Narrator: This is Science Today. Magnetic resonance imaging, or MRI, has given researchers the ability to non-invasively study the brain and provide insight into normal and abnormal development. Dr. Jim Barkovich, a neurology specialist at the University of California, San Francisco, says in the last few years, researchers have been doing more MR imaging of fetal brains.
Barkovich: Why do we do this? We do it because maybe someone has done a screening ultrasound and seen something that looked a little bit suspicious or didn't look quite right and we can get a much better look at the brain using magnetic resonance imaging.
Narrator: These images are enhanced by placing coils on the surface of the head, which give researchers better resolution.
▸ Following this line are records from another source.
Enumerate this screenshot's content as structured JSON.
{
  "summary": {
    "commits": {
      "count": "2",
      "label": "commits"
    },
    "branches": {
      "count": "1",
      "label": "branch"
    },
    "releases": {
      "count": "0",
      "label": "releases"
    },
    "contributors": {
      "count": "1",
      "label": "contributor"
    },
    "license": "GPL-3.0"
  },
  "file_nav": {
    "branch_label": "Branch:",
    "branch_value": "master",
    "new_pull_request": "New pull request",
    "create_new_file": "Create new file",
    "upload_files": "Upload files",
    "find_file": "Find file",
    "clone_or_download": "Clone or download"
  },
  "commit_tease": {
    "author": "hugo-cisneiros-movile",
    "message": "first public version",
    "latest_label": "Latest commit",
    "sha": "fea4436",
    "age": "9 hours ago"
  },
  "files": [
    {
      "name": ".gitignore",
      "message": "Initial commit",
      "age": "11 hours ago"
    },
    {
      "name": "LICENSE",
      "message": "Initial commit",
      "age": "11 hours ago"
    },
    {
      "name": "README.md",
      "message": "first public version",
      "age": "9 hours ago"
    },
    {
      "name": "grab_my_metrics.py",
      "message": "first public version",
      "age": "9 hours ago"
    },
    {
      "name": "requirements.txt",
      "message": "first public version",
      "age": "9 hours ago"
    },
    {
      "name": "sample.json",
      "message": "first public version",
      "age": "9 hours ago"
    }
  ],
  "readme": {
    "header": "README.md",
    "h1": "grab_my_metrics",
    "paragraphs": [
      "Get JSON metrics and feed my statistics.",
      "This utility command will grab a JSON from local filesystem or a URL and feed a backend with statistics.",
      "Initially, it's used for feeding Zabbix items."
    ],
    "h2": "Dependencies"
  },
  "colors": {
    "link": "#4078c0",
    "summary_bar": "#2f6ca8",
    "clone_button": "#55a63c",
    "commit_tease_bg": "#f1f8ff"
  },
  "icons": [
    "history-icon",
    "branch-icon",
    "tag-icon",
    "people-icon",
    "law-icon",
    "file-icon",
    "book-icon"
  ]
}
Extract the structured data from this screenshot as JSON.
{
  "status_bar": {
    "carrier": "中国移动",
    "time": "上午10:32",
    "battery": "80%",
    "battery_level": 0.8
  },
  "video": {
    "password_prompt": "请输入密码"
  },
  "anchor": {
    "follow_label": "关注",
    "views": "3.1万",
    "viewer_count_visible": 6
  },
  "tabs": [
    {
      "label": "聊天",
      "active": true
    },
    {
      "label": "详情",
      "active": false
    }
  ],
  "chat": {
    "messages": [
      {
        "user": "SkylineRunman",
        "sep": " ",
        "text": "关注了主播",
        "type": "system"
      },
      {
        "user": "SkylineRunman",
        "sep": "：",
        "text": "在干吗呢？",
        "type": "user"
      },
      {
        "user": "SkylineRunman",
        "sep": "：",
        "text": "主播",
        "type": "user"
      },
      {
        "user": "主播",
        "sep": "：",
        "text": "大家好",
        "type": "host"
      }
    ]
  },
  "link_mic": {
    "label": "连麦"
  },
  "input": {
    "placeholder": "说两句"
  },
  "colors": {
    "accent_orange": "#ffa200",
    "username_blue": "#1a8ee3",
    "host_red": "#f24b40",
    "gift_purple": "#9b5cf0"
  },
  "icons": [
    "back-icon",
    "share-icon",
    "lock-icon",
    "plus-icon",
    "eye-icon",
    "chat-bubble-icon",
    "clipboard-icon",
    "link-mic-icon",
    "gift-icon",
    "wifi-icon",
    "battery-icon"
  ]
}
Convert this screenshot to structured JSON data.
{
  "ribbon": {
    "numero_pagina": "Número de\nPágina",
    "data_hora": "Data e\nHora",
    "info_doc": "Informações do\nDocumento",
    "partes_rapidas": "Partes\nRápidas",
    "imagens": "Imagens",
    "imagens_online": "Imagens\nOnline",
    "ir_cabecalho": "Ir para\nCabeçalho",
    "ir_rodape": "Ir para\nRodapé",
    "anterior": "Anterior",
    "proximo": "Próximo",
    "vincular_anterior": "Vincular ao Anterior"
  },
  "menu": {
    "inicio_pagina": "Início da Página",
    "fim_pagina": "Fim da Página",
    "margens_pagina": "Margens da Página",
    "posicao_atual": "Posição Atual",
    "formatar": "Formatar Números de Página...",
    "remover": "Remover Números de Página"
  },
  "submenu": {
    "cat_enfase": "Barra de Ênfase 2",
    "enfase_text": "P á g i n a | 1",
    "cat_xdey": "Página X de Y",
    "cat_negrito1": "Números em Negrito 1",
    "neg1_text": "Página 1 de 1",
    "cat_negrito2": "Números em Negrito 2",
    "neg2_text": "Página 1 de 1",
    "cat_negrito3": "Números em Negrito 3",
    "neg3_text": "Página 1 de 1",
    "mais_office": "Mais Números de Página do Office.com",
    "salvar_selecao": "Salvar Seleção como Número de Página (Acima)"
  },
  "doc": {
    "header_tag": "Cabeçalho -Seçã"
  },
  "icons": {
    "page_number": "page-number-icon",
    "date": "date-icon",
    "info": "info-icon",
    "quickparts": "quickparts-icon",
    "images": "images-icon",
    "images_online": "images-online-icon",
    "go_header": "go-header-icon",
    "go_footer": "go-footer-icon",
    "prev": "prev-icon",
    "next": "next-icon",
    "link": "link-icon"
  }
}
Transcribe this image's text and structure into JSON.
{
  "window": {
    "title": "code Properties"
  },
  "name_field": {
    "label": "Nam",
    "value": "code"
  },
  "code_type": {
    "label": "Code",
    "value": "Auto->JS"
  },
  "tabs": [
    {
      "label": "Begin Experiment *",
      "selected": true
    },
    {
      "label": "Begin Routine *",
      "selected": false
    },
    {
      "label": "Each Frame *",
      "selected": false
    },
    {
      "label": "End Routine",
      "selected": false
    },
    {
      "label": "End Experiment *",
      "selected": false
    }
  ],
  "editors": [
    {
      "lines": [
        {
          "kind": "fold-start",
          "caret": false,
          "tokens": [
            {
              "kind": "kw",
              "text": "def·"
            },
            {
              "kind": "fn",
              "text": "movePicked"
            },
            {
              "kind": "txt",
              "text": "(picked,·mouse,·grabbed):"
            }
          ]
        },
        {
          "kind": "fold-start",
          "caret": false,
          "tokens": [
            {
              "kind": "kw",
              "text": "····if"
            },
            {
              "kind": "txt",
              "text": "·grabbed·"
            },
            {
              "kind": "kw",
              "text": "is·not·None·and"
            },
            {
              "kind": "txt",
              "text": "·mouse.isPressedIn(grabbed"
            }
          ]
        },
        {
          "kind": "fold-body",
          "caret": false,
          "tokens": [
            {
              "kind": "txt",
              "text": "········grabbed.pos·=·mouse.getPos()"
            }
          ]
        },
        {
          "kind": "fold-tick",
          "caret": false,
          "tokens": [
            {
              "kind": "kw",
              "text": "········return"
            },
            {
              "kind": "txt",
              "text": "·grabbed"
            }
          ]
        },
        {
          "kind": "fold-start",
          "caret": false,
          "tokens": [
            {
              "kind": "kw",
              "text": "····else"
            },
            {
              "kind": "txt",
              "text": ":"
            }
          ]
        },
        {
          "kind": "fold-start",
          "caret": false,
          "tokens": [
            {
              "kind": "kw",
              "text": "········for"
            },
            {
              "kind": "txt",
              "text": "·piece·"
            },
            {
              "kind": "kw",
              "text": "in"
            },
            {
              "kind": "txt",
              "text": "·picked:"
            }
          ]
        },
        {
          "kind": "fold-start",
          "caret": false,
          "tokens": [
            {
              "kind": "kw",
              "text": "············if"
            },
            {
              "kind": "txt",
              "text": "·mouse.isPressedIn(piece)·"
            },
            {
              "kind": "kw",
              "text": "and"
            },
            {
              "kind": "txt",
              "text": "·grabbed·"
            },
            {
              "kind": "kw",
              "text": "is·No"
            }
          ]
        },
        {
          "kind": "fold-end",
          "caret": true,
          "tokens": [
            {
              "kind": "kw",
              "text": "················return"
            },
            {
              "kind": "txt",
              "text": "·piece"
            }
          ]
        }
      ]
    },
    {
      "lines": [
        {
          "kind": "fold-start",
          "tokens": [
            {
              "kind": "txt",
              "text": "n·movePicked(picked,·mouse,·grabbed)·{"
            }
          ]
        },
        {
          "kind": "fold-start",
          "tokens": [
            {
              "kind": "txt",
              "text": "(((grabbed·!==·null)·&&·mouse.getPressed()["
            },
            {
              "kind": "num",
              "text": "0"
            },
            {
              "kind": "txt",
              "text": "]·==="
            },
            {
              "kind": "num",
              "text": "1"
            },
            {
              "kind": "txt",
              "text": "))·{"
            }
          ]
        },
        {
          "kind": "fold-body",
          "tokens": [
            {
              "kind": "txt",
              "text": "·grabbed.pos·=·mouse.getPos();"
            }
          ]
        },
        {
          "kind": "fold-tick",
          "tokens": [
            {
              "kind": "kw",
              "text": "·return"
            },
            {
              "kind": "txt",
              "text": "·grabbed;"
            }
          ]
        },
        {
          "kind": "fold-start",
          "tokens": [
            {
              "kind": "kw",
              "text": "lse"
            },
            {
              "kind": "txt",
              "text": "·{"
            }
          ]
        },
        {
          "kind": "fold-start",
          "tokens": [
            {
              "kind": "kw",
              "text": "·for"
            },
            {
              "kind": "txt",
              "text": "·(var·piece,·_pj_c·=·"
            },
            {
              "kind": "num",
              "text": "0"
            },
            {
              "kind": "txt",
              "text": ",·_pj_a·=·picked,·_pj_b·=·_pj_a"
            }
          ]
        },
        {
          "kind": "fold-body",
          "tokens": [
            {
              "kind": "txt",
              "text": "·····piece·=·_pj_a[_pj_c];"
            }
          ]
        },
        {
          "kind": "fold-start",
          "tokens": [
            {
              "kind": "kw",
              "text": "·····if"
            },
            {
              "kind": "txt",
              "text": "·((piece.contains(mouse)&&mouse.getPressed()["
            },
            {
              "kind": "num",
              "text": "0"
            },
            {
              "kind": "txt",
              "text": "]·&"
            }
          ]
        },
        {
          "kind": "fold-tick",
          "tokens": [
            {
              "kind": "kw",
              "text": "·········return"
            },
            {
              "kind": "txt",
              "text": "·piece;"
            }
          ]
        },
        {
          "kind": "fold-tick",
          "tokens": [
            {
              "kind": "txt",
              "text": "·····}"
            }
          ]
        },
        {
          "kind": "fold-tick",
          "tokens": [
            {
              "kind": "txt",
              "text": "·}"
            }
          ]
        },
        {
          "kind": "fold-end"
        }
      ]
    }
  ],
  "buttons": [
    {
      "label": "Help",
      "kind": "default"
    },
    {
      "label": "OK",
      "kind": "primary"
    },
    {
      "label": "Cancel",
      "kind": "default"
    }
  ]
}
Barkovich: So by using this technology developed here at UCSF, we can go from seeing the brain pretty well, to seeing very clear, high resolution images of the brain that help us to spot these disorders of brain formation.
Narrator: For Science Today, I'm Larissa Branin.